This seminar examines the notions of social inclusion and exclusion in cities according to different categories, including households’ income (wealthy and poor), identity (gender, race, ethnicity, and ableness), and location (formal and informal neighborhoods). It will trace the different narratives that have informed these categories as well as the ones that aimed to purposefully transcend them. The Seminar will also explore how these narratives have led to specific spatial configurations and urban policies, which in their turn, have often enabled social behaviors that reinforced these same narratives. The Seminar will mostly focus on how these ideas are currently shaping cities of the developing world, following their lineage from theories of social justice of to the urban development theories of our time.
It is important to underscore that this course explores social inclusion both as a process and as a goal of urban projects and policies. In that regard, it aims to underscore the role of communities, social movements, and formal institutions in the promotion of -or opposition- inclusive cities. While the focus is on low and middle-income country contexts, US examples are included as part of the global lens and the search for differences and commonalities in urban trajectories.
Also, the course draws writings from a wide diverse range of disciplinary and explanatory approaches, including philosophical inquiry, law, sociology, urban planning theory, economics, and political science. Likewise, it includes analytical papers from academia, normative publications from non-government agencies, and project evaluation reports from multilateral development institutions. The course will take advantage of these different approaches in the class readings to discuss semantic issues and communication strategies in the construction of arguments promoting inclusive cities.
1. Think critically about notions of justice and fairness in the realm of urban spaces and urban policies.
2. Identify the narratives on inclusion and exclusion in cities, particularly according to categories based on household income, individual identity, and place of residence.
3. Understand how these narratives impact the way designers, urban planners, and policymakers conceptualize urban spaces and urban systems.

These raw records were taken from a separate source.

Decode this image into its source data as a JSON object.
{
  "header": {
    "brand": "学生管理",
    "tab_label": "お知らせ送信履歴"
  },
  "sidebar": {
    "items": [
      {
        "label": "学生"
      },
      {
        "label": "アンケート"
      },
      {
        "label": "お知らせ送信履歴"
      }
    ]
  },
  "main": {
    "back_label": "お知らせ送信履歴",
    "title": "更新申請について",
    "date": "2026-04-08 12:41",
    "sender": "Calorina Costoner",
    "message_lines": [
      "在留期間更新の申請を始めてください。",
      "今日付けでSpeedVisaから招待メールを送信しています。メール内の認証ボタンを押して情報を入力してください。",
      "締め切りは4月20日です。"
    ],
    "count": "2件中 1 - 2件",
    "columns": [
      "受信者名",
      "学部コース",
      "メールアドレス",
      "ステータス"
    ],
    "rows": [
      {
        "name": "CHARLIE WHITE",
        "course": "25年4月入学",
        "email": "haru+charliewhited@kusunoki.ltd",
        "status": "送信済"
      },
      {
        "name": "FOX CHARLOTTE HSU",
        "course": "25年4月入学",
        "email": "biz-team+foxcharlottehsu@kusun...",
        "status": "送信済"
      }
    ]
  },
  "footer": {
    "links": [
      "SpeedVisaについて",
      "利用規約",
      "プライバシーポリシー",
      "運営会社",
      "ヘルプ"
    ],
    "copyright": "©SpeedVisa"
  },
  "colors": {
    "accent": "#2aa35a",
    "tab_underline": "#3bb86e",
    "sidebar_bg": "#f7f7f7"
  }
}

4. Learn about the way key institutions, social actors, and social movements interact for promoting inclusive cities.
5. Acquire fluency in, and think critically about, illustrative recent urban projects and policies implemented toward social inclusion from cities across the globe.
6. Familiarize with diverse methodological and disciplinary approaches in the current global conversation on questions of urban inclusion.
7. Think strategically about methodology, tone, and methods in writings toward promoting inclusive cities
8. Think innovatively about alternative planning and policy approaches for inclusive cities.